That still doesn't address the fact that there are many, many people for whom viewing a 3-D movie is simply a physically uncomfortable, "take you out of the movie" experience, not counting those who simply can't see the effect at all. As I mentioned elsewhere, a myth has arisen around the idea that "oh, well, there'll always be a 2-D version playing somewhere." Wrong. I live in a city of a million people and I was unable to see Hugo, Three Musketeers, Toy Story 3, the last Resident Evil film and about 3-4 other movies because either no one brought it in as 2-D or they played it in one screen out of dozens of theatres. And when I went to see Harry Potter Deathly Hallows 2 in 2-D the picture was so dark and muddy I was reminded of the Boston Globe expose that revealed some theatres are showing 2-D prints using 3-D projectors, which just doesn't work right. The result is I no longer become excited about theatrical releases - I'm disenfranchised as far as that goes and if they closed all the movie theatres tomorrow I'd be rather ambivalent as opposed to if they closed all the DVD/Blu-ray shops (which is coming, I know - pretty soon I'll be a hermit; nah, my feet are too hairy - I'll be a hobbit.
The only good thing about 3-D movies is that the 2-D versions often look really really good on HD because of the added resolution. So if nothing else, Hobbit 1 & 2 will be a kick-ass Blu-ray release.
You're right - it doesn't address the uncomfortablility issue. I live in a town of 100,000, with one 10-screen theater. Two of those screens are 3D. We didn't get Hugo until two weeks after its release, but at least we got both 2D and 3D versions.
Have you complained to the theaters?
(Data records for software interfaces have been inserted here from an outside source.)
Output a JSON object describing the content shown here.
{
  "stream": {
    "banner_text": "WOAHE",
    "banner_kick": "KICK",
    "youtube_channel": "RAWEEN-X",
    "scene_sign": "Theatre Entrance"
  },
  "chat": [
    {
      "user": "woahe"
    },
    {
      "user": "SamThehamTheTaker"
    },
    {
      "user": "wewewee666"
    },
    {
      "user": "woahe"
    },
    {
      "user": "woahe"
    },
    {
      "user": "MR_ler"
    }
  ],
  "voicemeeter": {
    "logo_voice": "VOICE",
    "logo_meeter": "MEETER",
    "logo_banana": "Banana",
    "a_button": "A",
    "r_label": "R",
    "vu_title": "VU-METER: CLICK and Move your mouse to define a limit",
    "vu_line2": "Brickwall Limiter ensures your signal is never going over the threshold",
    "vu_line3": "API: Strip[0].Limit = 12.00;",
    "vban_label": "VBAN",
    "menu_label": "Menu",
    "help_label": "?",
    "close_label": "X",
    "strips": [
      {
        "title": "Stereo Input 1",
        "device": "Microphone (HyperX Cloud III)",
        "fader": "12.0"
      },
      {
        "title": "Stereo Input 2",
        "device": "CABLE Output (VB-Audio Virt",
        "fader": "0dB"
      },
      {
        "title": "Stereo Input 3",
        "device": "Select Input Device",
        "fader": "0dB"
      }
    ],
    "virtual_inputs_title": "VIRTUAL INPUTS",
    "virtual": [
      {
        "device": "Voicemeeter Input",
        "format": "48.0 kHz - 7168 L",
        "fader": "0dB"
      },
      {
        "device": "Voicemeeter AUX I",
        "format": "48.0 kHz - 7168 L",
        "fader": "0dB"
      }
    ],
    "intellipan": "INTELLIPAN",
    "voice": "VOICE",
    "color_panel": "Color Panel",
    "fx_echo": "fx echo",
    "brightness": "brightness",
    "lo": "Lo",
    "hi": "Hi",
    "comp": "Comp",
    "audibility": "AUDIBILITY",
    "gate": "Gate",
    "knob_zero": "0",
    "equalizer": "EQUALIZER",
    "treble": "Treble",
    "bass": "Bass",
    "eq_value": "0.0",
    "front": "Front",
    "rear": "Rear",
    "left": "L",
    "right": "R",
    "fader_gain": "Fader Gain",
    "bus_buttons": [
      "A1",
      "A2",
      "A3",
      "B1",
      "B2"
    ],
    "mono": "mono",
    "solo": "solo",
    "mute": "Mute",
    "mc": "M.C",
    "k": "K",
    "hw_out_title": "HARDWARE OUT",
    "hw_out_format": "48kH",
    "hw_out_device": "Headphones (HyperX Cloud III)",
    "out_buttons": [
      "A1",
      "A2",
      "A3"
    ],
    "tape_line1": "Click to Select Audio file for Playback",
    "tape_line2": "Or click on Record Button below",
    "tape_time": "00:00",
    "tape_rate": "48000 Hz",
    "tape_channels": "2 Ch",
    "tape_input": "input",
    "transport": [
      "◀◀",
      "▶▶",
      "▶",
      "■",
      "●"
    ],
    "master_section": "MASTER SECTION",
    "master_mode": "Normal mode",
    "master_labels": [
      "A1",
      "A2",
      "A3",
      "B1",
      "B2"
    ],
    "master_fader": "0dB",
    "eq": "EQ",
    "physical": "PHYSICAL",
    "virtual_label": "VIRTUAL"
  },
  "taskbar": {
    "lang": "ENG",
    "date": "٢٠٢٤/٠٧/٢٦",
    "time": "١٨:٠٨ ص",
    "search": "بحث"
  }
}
Or maybe written a letter to the editor of the paper? I would think that a city the size of yours would have more options available for screenings.